‘It would mean that in even-numbered years, CPAC could have no speakers who are candidates for office,’ she said, dumbfounded.
Mitchell, an attorney, is representing some of the tea party groups in lawsuits related to the IRS targeting scheme.
The House Oversight Committee, chaired by California Rep. Darrell Issa, has cast a larger public shadow than Ways and Means has on the IRS targeting scandal.
Lerner has appeared before Issa-led hearings twice, both times invoking her Fifth Amendment rights and refusing to testify, despite President Obama’s insistence in a February interview that the IRS displayed ‘not a smidgen of corruption’ in the damaging episode.
Becca Glover Watkins, the Oversight Committee’s communications director, told MailOnline that Issa’s and Camp’s committee staffers are working hand-in-hand.
‘The Oversight Committee and the Ways and Means Committee have worked in partnership during the course of this investigation,’ Watkins said.
‘We expect the IRS will also be delivering a copy [of the complete Lerner files] to the Oversight Committee.’
A spokesperson for the Ways and Means Committee told MailOnline that it was the new IRS Commissioner, John Koskinen, who broke the inertia after months of requests.
‘We have been asking for the materials for months, and after many discussions the new IRS Commissioner has said the IRS will comply with the request,’ said the committee’s Sarah Swinehart.
Lerner ‘was clearly at the center of the IRS targeting and was running it out of the Washington, D.C. office,’ she added. ‘We expect her documents to provide a fuller picture of this.’

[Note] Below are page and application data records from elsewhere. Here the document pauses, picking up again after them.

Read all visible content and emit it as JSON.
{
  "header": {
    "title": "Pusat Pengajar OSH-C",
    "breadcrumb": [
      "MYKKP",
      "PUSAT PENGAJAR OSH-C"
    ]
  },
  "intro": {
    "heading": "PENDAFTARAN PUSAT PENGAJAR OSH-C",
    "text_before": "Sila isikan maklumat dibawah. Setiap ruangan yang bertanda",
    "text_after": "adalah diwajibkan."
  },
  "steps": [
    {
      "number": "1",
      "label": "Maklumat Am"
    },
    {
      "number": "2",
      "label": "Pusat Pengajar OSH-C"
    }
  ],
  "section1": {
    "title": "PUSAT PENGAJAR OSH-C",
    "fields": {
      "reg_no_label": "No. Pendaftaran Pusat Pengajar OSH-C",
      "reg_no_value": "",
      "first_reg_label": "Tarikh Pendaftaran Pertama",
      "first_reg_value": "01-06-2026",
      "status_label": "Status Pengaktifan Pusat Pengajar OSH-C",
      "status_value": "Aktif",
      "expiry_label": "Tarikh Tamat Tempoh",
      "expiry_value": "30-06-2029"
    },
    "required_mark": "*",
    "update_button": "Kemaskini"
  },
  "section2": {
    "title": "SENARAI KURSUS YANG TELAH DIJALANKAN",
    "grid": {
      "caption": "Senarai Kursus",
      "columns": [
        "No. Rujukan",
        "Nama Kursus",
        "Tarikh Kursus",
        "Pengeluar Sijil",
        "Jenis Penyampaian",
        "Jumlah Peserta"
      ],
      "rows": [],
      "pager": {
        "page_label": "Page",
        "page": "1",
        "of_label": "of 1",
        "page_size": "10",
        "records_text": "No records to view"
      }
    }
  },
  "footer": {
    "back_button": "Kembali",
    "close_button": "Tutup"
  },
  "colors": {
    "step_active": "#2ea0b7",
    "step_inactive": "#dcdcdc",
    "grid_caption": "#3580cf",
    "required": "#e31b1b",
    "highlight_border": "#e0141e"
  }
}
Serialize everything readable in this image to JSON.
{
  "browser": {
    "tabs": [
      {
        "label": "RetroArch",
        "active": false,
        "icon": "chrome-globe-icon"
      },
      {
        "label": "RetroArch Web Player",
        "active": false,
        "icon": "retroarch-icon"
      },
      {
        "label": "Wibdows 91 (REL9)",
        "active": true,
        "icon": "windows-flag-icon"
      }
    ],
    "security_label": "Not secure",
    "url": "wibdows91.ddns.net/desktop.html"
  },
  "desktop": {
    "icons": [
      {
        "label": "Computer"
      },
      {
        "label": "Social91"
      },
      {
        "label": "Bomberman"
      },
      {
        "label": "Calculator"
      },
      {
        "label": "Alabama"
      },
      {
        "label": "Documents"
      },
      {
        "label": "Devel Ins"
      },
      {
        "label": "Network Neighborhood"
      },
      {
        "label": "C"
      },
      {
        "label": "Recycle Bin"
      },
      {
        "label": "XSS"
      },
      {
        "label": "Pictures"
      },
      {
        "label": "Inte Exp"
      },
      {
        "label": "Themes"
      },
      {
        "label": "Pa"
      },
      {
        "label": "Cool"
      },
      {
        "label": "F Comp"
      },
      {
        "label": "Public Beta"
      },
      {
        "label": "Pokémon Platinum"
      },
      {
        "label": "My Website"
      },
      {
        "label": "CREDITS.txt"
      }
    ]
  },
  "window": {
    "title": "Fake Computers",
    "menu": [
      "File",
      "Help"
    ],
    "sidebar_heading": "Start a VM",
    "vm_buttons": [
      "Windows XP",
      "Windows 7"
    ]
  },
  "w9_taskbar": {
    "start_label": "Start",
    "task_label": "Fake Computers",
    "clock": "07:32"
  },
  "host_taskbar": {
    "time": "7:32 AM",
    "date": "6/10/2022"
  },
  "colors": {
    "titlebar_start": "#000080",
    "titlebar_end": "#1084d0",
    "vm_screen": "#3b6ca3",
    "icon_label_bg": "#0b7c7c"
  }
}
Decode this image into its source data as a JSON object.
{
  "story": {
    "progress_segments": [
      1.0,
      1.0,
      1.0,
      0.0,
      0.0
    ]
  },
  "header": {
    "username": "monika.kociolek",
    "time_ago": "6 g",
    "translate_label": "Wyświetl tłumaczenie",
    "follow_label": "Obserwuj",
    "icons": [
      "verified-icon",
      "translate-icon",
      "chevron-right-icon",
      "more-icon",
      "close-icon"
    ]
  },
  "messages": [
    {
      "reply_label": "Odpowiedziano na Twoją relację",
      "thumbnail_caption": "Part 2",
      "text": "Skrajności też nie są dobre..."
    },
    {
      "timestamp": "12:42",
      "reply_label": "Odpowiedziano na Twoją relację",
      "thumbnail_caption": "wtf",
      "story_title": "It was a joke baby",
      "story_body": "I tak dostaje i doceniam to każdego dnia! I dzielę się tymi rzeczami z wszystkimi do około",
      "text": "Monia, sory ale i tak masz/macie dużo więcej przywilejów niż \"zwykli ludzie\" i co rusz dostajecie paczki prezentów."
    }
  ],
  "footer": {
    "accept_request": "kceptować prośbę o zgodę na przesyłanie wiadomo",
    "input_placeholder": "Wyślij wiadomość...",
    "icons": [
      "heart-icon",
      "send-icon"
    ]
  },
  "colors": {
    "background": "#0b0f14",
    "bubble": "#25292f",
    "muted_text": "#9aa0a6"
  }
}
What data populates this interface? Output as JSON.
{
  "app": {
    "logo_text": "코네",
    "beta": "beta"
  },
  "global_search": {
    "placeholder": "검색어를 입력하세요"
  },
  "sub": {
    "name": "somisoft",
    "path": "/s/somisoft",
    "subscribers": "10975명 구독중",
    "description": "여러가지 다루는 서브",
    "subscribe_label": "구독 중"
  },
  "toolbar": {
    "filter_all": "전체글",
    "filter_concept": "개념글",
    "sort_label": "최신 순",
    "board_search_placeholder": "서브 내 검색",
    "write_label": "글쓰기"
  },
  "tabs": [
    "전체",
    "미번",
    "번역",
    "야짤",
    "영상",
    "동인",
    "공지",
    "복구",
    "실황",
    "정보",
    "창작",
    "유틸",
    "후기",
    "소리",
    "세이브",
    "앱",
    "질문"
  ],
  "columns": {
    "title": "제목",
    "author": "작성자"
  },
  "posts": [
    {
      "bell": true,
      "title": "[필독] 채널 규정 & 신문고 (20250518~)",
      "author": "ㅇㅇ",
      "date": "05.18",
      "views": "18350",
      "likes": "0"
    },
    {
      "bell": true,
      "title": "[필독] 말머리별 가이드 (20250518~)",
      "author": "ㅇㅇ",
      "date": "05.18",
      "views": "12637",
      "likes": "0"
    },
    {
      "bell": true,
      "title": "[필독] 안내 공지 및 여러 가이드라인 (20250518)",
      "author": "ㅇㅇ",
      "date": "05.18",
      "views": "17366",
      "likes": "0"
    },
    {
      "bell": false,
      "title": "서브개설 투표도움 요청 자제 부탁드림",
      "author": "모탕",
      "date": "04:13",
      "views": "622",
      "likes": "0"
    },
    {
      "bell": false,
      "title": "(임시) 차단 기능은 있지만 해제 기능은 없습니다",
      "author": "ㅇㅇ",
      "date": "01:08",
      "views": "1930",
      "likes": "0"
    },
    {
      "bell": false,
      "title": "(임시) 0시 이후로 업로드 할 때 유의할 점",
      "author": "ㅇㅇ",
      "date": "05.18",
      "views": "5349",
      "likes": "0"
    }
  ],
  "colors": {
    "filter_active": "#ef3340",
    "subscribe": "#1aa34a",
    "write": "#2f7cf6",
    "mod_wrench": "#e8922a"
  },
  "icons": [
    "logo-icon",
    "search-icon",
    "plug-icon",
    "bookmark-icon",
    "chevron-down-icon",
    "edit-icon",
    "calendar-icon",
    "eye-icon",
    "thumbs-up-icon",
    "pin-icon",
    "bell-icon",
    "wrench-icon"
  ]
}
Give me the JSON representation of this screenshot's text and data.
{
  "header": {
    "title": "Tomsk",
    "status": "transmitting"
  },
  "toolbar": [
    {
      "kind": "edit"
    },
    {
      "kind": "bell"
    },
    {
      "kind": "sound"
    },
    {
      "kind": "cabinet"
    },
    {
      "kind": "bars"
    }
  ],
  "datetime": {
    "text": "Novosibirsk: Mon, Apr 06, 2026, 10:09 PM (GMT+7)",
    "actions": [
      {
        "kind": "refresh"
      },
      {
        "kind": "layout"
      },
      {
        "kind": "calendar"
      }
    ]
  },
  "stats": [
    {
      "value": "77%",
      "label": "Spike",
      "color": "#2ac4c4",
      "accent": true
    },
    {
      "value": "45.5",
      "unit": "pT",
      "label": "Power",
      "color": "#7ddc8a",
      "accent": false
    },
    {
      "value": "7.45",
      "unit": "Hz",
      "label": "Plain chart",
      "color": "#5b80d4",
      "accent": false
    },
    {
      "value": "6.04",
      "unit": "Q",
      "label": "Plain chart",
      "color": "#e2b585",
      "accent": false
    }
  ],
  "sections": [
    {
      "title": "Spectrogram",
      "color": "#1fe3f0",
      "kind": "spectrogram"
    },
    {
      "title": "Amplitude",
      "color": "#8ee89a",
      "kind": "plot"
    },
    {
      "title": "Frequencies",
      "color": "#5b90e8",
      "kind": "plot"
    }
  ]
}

Koskinen took over the tax agency on December 23, ending a 13-month period during which two interim commissioners served as caretakers.
The IRS did not immediately respond to a request for comment.